The plane was a four-seat, single-engine 1975 Piper Cherokee, which was reported down about 1.5 miles east of Cudahy.
The plane is registered and based out of Batten International Airport in Racine, where it took off at about 2:30 pm Saturday, according to airport general manager Dave Mann.
The Coast Guard said the plane apparently was bound for Oshkosh and the EAA AirVenture, which begins Monday.
Two people are dead after a single engine plane went down in Lake Michigan near a Milwaukee suburb.
Milwaukee Fire Department Assistant Chief Michael Romas says rescuers found two bodies in the plane underwater. He says they don’t know if anyone else was aboard but were still searching the water Saturday evening just in case.
Milwaukee County Medical Examiner’s Investigator Lesley Kenney says her office was notified at about 5:30 p.m.
Petty Officer Chris Yaw of the U.S. Coast Guard says they were notified at around 4 p.m. Saturday after air traffic controllers at Milwaukee’s Mitchell International Airport lost radar and radio contact with the plane about a mile offshore near Cudahy.
In an email, Federal Aviation Administration spokeswoman Elizabeth Cory says the plane departed from Racine late Saturday afternoon.

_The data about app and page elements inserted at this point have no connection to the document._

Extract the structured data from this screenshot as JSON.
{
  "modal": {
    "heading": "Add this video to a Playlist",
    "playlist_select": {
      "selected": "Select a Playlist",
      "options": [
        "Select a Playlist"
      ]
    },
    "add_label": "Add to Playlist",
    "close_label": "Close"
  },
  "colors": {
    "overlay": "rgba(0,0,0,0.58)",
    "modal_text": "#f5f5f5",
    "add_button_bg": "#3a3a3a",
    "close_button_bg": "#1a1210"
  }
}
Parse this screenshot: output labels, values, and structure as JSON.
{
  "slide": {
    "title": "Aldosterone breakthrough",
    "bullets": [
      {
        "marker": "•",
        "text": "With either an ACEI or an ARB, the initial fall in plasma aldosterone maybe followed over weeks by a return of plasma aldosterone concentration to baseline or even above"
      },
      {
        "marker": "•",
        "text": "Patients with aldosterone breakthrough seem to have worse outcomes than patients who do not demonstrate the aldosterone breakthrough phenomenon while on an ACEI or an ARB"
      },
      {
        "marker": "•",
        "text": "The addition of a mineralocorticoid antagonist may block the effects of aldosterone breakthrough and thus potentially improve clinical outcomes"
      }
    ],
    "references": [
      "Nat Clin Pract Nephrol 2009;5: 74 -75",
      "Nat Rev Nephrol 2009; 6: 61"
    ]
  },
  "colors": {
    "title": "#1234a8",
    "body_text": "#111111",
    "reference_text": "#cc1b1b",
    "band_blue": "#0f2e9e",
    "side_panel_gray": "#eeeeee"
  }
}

A single-engine aircraft that took off from a Racine County airport crashed into Lake Michigan, leaving two people dead.
The Milwaukee County Medical Examiner has confirmed the two deaths, but two people may still be missing. Earlier reports indicated there were four people on board.
The plane was reportedly heading to the air show in Oshkosh from Racine when it went down.
Our media partners at WISN 12 News are reporting that a 1975 Piper crashed sometime early Saturday evening.
Debris was found in the water, but the Coast Guard has not been able to locate the plane just yet, according to our friends at Racine Uncovered. Air traffic control at Mitchell International Airport notified the Coast Guard when the aircraft disappeared off radar.
Officials with the Federal Aviation Administration said there were no calls of distress from the pilot, but that could be because they were flying by visual flight rules, which means they might not have been talking to air traffic control, WISN is reporting.
The search area is about three miles off the coast of Cudahy.
At around 5:45 p.m., the Racine County Dive Team was called in to assist the Milwaukee County Fire Department.
MILWAUKEE — Two people have been found dead after a small plane went down in Lake Michigan near a Milwaukee suburb.
According to Milwaukee County Medical Examiner’s investigator Lesley Kenney, the office was called to the scene at around 5:30 p.m. Saturday after two people were found dead. She did not have any other information.
Petty Officer Chris Yaw says the U.S. Coast Guard was notified at around 4 p.m. Saturday after air traffic controllers at Mitchell International Airport lost radar and radio contact with the single engine plane about a mile offshore near Cudahy.
The Coast Guard as well as the Milwaukee fire department are searching by boat and helicopter.
Yaw says he doesn’t know how many were aboard.
1 Dead, 3 Missing After Racine Plane Crashes Into Lake Michigan
A single-engine plane believed to be from Racine crashed into Lake Michigan off the coast of Cudahy early Saturday evening.
A single-engine aircraft that took off from a Racine County airport has reportedly crashed into Lake Michigan, leaving at least one person dead and three people missing.
MILWAUKEE–A small plane with several people on board has crashed in Lake Michigan about 3 miles off of Cudahy.
It happened around 3:00 p.m. Saturday.
The U.S. Coast Guard said that the plane was possibly a single engine plane and that it was flying from Racine to Milwaukee.
Lots of fire trucks, ambulances and dive teams were responding to the scene.
The Coast guard said that flight for life and all available assets have been called out.
A spokesperson from General Mitchell Airport said that they had gotten notification of the crash, but have no specific involvement.
Elizabeth Cory, spokeswoman for the FAA said that it has had no contact or report of a missing aircraft. The plane could have been flying using visual flight rules and would not have had FAA contact.